Ben Rivers puts it all together. The surroundings and environments, the postcolonial myths and above all several kinds of literature that form and stimulate his filmic talents. In There Is a Happy Land Further Awaay it is Henri Micheaux, poet, painter, traveler, who experimented with mescaline in the 1950s, and made poems and paintings while intoxicated. The soundtrack of the film is the voice of a woman haltingly rehearsing one of his poems. In the title Rivers paraphrases a Australian folksong composed around 1850. For The Sky Trembles the filmmaker was inspired by Paul Bowles’ brutal short story A Distant Episode (1947), complemented with the stories of Mohammed Mrabet that Paul Bowles translated. Harmless Poisons, Blameless Sins (2016) is a lively and interesting sound piece made by Rivers for BBC radio — on display until 22 May at CTFP’s workstation at puntWG. Here the stories of Mrabet are told in English alternated with original Moroccan sounds. They are funny, Beckett-like stories about smoking kif and nibbling hashish, letting you dis-appear in the voluptuous nothingness of ‘other worlds’.
The feature film, installation and sound piece are Rivers’ tribute to Morocco, literature and film. Bringing together many fascinations in a few multilayered art pieces. “To make a film is to create a new world of several other films and images”, Rivers claims in an interview. And you can make an enormous string of references while looking at The Sky Trembles, starting with the first part of the film in which filmmaking is the subject: From François Truffaut to Federico Fellini’s Otto et Mezzo (Eight and a Half), from Bernardo Bertolucci’s The Sheltering Sky to Werner Herzog’s Fitzgeraldo. In her elaborate introduction at the film's screening at Rialto, professor Patricia Pisters mentions many, many more.

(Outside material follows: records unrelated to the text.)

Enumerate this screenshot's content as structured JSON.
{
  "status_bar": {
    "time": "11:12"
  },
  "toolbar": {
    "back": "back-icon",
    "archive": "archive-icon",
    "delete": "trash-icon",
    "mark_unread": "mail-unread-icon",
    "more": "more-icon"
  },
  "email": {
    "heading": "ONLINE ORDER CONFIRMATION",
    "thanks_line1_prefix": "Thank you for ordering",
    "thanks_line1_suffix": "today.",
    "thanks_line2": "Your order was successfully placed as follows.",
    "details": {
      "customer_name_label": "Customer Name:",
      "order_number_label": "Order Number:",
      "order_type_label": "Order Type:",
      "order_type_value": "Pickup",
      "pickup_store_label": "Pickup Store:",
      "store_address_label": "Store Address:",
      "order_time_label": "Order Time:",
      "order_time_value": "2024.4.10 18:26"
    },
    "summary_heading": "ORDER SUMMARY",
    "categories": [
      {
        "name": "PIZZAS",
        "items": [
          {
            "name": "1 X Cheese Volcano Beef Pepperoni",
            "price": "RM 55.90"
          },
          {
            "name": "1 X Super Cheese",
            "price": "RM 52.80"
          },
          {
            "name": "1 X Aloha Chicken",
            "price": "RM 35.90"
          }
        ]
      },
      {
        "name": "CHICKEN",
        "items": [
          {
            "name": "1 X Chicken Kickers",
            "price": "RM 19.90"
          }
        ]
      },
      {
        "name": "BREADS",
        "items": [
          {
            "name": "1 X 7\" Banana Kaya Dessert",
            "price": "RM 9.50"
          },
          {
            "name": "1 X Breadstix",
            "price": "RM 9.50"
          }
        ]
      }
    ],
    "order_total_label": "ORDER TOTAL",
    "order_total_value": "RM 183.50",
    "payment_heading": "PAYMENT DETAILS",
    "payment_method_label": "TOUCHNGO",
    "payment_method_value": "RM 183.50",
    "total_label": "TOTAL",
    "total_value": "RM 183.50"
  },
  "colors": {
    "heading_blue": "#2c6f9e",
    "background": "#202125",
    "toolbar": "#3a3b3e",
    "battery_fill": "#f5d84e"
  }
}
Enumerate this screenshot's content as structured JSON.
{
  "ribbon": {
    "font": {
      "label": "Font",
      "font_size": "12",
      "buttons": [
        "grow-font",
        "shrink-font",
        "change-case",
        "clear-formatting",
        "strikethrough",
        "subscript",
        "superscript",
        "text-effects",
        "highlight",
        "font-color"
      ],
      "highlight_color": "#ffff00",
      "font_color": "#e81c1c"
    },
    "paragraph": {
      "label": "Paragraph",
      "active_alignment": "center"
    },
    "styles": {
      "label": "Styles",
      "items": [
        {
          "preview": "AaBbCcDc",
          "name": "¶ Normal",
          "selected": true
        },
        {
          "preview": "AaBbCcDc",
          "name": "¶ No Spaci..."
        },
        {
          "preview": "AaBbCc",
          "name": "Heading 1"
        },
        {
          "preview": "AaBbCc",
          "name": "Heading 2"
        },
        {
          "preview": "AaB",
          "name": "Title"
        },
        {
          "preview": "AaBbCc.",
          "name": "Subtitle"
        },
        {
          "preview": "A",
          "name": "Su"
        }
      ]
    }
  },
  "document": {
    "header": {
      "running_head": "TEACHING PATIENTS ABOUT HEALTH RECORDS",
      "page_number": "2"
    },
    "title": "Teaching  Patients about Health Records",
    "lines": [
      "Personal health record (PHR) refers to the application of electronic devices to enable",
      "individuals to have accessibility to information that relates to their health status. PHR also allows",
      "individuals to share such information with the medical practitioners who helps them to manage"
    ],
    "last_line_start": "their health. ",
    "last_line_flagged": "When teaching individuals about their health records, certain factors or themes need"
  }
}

But what I really admire in his films and what makes watching them a real adventure, are the intelligent and clever twists Rivers makes in his films, bringing very different and contradicting thoughts together in exciting wordless tracks. Referring to the making and meaning of film; the longing to travel and escape; the honesty to look at reality at the same time. As a swift Rivers dives from his rock, moves in the air, and travels for miles. Not able to land on the ground, because its wings are too large to take off again. But then, staying on these rocks, watching is sometimes pleasurable, sometimes dark, like in the last scene of The Sky Trembles: Once the film is ready you don’t know. You only know that the protagonist played by Oliver Laxe wears the tin-can suit the bandits forced on him. No oases in front of him anymore, no water, no date palms, no thuyas — only sand and sun.